    Code of Federal Regulations, 2010 CFR

    2010-01-01

    ...AGRICULTURE COMMODITY STANDARDS AND STANDARD CONTAINER REGULATIONS TOBACCO INSPECTION Standards Official Standard Grades for Dark Air-Cured Tobacco (u.s. Types 35, 36, 37 and Foreign Type 95) § 29.3526 Leaf scrap. A byproduct of...

  17. 7 CFR 29.3526 - Leaf scrap.

    Code of Federal Regulations, 2011 CFR

    2011-01-01

    ...AGRICULTURE COMMODITY STANDARDS AND STANDARD CONTAINER REGULATIONS TOBACCO INSPECTION Standards Official Standard Grades for Dark Air-Cured Tobacco (u.s. Types 35, 36, 37 and Foreign Type 95) § 29.3526 Leaf scrap. A byproduct of...

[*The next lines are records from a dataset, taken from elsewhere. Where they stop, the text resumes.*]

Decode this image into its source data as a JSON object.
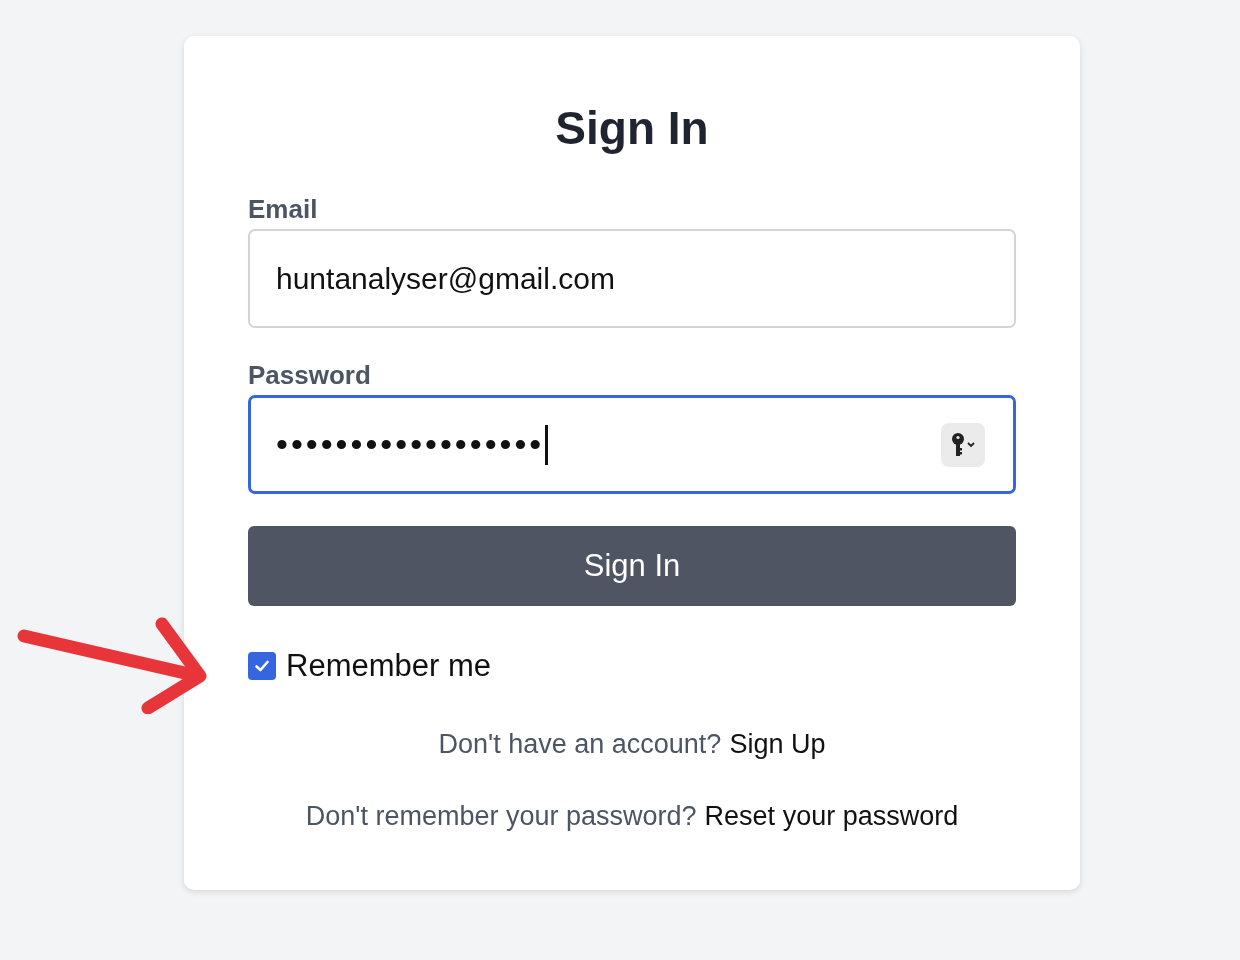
{
  "title": "Sign In",
  "fields": [
    {
      "kind": "text",
      "label": "Email",
      "value": "huntanalyser@gmail.com",
      "focused": false
    },
    {
      "kind": "password",
      "label": "Password",
      "value": "••••••••••••••••••",
      "focused": true
    }
  ],
  "submit": "Sign In",
  "remember": {
    "label": "Remember me",
    "checked": true
  },
  "links": [
    {
      "text": "Don't have an account?",
      "link": "Sign Up"
    },
    {
      "text": "Don't remember your password?",
      "link": "Reset your password"
    }
  ]
}
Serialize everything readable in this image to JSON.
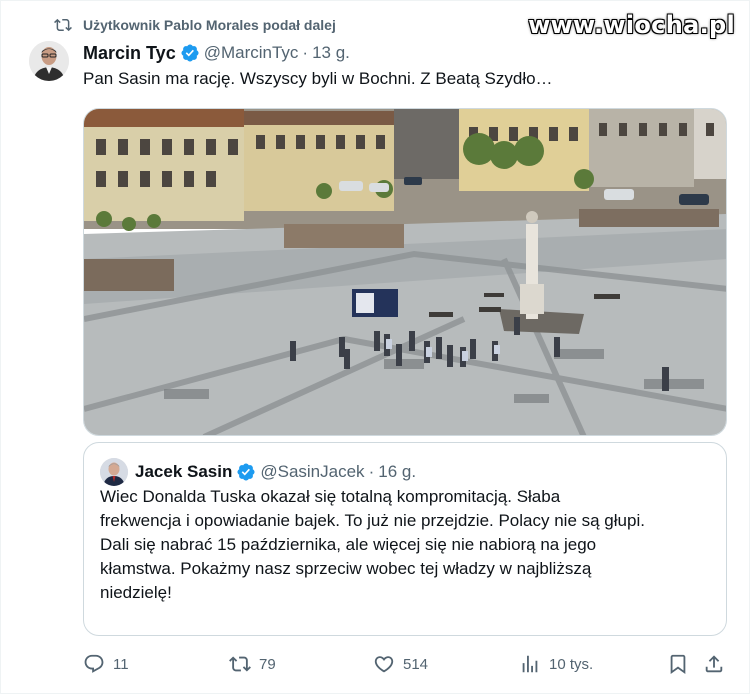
{
  "repost": {
    "label": "Użytkownik Pablo Morales podał dalej",
    "icon": "repost-icon"
  },
  "watermark": "www.wiocha.pl",
  "tweet": {
    "author_name": "Marcin Tyc",
    "author_handle": "@MarcinTyc",
    "separator": "·",
    "time": "13 g.",
    "text": "Pan Sasin ma rację. Wszyscy byli w Bochni. Z Beatą Szydło…",
    "media_icon": "town-square-photo"
  },
  "quote": {
    "author_name": "Jacek Sasin",
    "author_handle": "@SasinJacek",
    "separator": "·",
    "time": "16 g.",
    "text_lines": [
      "Wiec Donalda Tuska okazał się totalną kompromitacją. Słaba",
      "frekwencja i opowiadanie bajek. To już nie przejdzie. Polacy nie są głupi.",
      "Dali się nabrać 15 października, ale więcej się nie nabiorą na jego",
      "kłamstwa. Pokażmy nasz sprzeciw wobec tej władzy w najbliższą",
      "niedzielę!"
    ]
  },
  "actions": {
    "replies": "11",
    "reposts": "79",
    "likes": "514",
    "views": "10 tys."
  },
  "colors": {
    "text_primary": "#0f1419",
    "text_secondary": "#536471",
    "verified_blue": "#1d9bf0",
    "border": "#cfd9de"
  }
}
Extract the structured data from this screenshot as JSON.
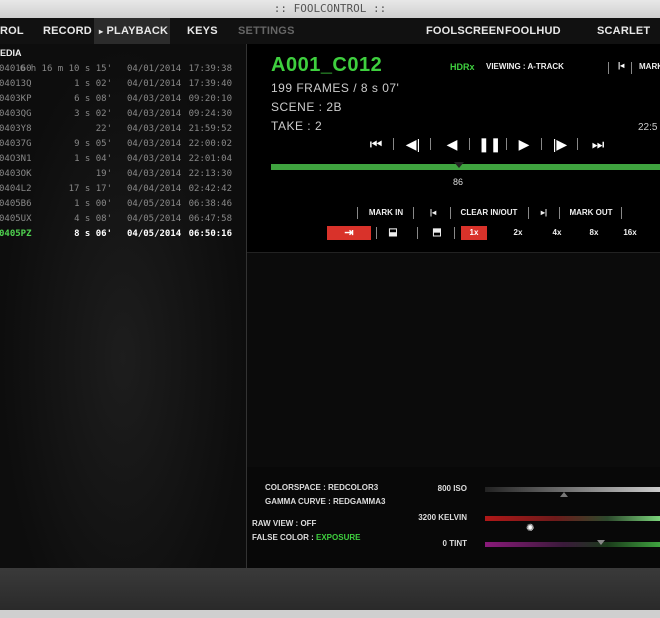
{
  "window_title": ":: FOOLCONTROL ::",
  "nav": {
    "control": "ROL",
    "record": "RECORD",
    "playback": "PLAYBACK",
    "playback_icon": "▸",
    "keys": "KEYS",
    "settings": "SETTINGS",
    "foolscreen": "FOOLSCREEN",
    "foolhud": "FOOLHUD",
    "camera": "SCARLET"
  },
  "media": {
    "header": "EDIA",
    "rows": [
      {
        "name": "040160",
        "dur": "6 h 16 m 10 s 15'",
        "date": "04/01/2014",
        "time": "17:39:38"
      },
      {
        "name": "04013Q",
        "dur": "1 s 02'",
        "date": "04/01/2014",
        "time": "17:39:40"
      },
      {
        "name": "0403KP",
        "dur": "6 s 08'",
        "date": "04/03/2014",
        "time": "09:20:10"
      },
      {
        "name": "0403QG",
        "dur": "3 s 02'",
        "date": "04/03/2014",
        "time": "09:24:30"
      },
      {
        "name": "0403Y8",
        "dur": "22'",
        "date": "04/03/2014",
        "time": "21:59:52"
      },
      {
        "name": "04037G",
        "dur": "9 s 05'",
        "date": "04/03/2014",
        "time": "22:00:02"
      },
      {
        "name": "04O3N1",
        "dur": "1 s 04'",
        "date": "04/03/2014",
        "time": "22:01:04"
      },
      {
        "name": "0403OK",
        "dur": "19'",
        "date": "04/03/2014",
        "time": "22:13:30"
      },
      {
        "name": "0404L2",
        "dur": "17 s 17'",
        "date": "04/04/2014",
        "time": "02:42:42"
      },
      {
        "name": "0405B6",
        "dur": "1 s 00'",
        "date": "04/05/2014",
        "time": "06:38:46"
      },
      {
        "name": "0405UX",
        "dur": "4 s 08'",
        "date": "04/05/2014",
        "time": "06:47:58"
      },
      {
        "name": "0405PZ",
        "dur": "8 s 06'",
        "date": "04/05/2014",
        "time": "06:50:16"
      }
    ],
    "selected_index": 11
  },
  "clip": {
    "title": "A001_C012",
    "frames": "199 FRAMES / 8 s 07'",
    "scene": "SCENE : 2B",
    "take": "TAKE : 2",
    "hdrx": "HDRx",
    "viewing": "VIEWING : A-TRACK",
    "mark_short": "MARK",
    "timecode": "22:5",
    "current_frame": "86",
    "progress_fraction": 0.43
  },
  "transport": [
    "⏮",
    "◀|",
    "◀",
    "❚❚",
    "▶",
    "|▶",
    "⏭"
  ],
  "marks": {
    "mark_in": "MARK IN",
    "clear": "CLEAR IN/OUT",
    "mark_out": "MARK OUT",
    "prev_icon": "|◂",
    "next_icon": "▸|"
  },
  "speeds": {
    "loop_icon": "⇥",
    "seg_icon": "⬓",
    "seg2_icon": "⬒",
    "values": [
      "1x",
      "2x",
      "4x",
      "8x",
      "16x"
    ],
    "active": "1x"
  },
  "looks": {
    "colorspace_label": "COLORSPACE : ",
    "colorspace_value": "REDCOLOR3",
    "gamma_label": "GAMMA CURVE : ",
    "gamma_value": "REDGAMMA3",
    "raw_view": "RAW VIEW : OFF",
    "false_color_label": "FALSE COLOR : ",
    "false_color_value": "EXPOSURE",
    "iso": "800 ISO",
    "kelvin": "3200 KELVIN",
    "tint": "0 TINT"
  },
  "colors": {
    "accent_green": "#3ecf3e",
    "active_red": "#d9322a"
  }
}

  18. Leaf Impressions: A Model for Carbonization

    NSDL National Science Digital Library

    Stephen Greb

    In this activity students make leaf impressions on paper to illustrate how carbonization works. They use the leaf press method to demonstrate staining as a model for carbonization, when living tissue leaves a carbon film in sediment and rock. The students will discover that many plant fossils are preserved through carbonization and that soft parts of animals including skin and fur have also been preserved as fossils through the process of carbonization.

  19. Leaf dynamics and profitability in wild strawberries

    Microsoft Academic Search

    Thomas W. Jurik; Brian F. Chabot

    1986-01-01

    Leaf dynamics and carbon gain were evaluated for two species of wild strawberry, Fragaria virginiana and F. vesca. Five populations on sites representing a gradient of successional regrowth near Ithaca, N.Y., U.S.A., were studied for two or three years each. A computer-based model of plant growth and CO2 exchange combined field studies of leaf biomass dynamics with previously-determined gas exchange

  20. Summary Leaf structure has been shown to be an important determinant of leaf photosynthetic characteristics, yet the na-

    E-print Network

    Green, Scott

    Summary Leaf structure has been shown to be an important determinant of leaf photosynthetic et al. 1997, 1999, Green 1998). However, the exact nature of this relationship between leaf structure and Hikosaka 1995, Reich et al. 1997). Recent studies indicate that the influence of leaf structure